The parties later divorced. At the divorce proceedings, the trial court decided that the prenuptial agreement was not valid because of a “collapsed time frame” that preceded the marriage and also due to the fact the prenuptial agreement made references to specific financial statements which had not taken place. Due to these facts, the trial court came to the decision that the prenuptial agreement was as a result of duress.

The English to Russian translation of the Prenuptial Agreement emphasises the absence of duress. The New Hampshire Supreme Court would not accept the finding by the trial court of duress. The court stated that Alexander and Mariana had in 2005 discussed the prenuptial agreement before she travelled to the U.S. in 2006 and considered also that before their marriage she had the agreement translated from English to Russian.

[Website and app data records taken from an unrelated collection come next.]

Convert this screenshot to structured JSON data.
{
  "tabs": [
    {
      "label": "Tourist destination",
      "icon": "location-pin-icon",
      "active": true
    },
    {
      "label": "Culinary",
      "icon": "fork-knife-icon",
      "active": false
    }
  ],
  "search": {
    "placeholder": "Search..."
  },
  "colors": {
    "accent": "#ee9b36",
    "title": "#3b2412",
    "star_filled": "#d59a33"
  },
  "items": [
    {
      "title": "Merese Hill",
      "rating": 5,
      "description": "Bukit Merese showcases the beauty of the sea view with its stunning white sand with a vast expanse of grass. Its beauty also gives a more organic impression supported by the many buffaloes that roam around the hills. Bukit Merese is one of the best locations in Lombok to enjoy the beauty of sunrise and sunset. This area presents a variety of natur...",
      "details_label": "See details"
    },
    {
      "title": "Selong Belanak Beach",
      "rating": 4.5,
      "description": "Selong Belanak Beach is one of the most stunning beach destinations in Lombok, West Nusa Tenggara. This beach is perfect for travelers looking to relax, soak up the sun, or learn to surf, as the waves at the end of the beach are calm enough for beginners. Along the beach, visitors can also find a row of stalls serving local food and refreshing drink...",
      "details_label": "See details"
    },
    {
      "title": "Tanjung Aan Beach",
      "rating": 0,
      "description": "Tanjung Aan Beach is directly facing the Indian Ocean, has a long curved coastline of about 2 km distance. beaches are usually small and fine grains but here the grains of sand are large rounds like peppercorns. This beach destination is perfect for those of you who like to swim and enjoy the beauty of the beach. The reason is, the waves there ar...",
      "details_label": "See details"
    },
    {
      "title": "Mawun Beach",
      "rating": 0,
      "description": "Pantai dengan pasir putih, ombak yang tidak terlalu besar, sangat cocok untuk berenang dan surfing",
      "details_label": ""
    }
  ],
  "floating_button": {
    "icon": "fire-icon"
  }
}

The New Hampshire Supreme Court stuck to the fact that the couple had no precise wedding date on the date the agreement was exchanged and did not make it invalid only because the couple on their wedding day signed the agreement.

New Hampshire Supreme Court upheld the validity of the prenuptial agreement which was signed by a Russian Lawyer and the bride. It also held that the couple’s failure to affix the financial disclosures to the prenuptial agreement did not mean it was involuntary due to the fact that the wife had plenty of time to look into her then husband’s financial status and/or get legal counsel before getting married, which she  did not do.

The court found that the woman was both sophisticated and well educated and she possessed a high-level position in Alexander’s company in charge of 200 employees. Additionally, the court mentioned that due to the wife’s position in her husband’s company, she was aware of the finances of the company and had direct access to financial records and had at times prepared the business’s budgets. In the end, the court took into consideration the fact that the prenuptial agreement had a waiver which states the wife had plenty of time to carry out an investigation the her husband’s assets but did not take this up.

Due to all known factors, the New Hampshire Supreme Court found the prenuptial agreement had been obtained voluntarily and not due to duress. As a result, the trial court’s decision in relation to the property distribution was rejected and the couple’s property was distributed according to the prenuptial agreement. The court however did reject the request of the husband’s to reverse other decisions made by the circuit court in relation to residency requirements, a restraining order, and a parenting plan.

In the end it was the accurate legal translation of the prenuptial agreement that resulted in the New Hampshire Supreme Court’s decision.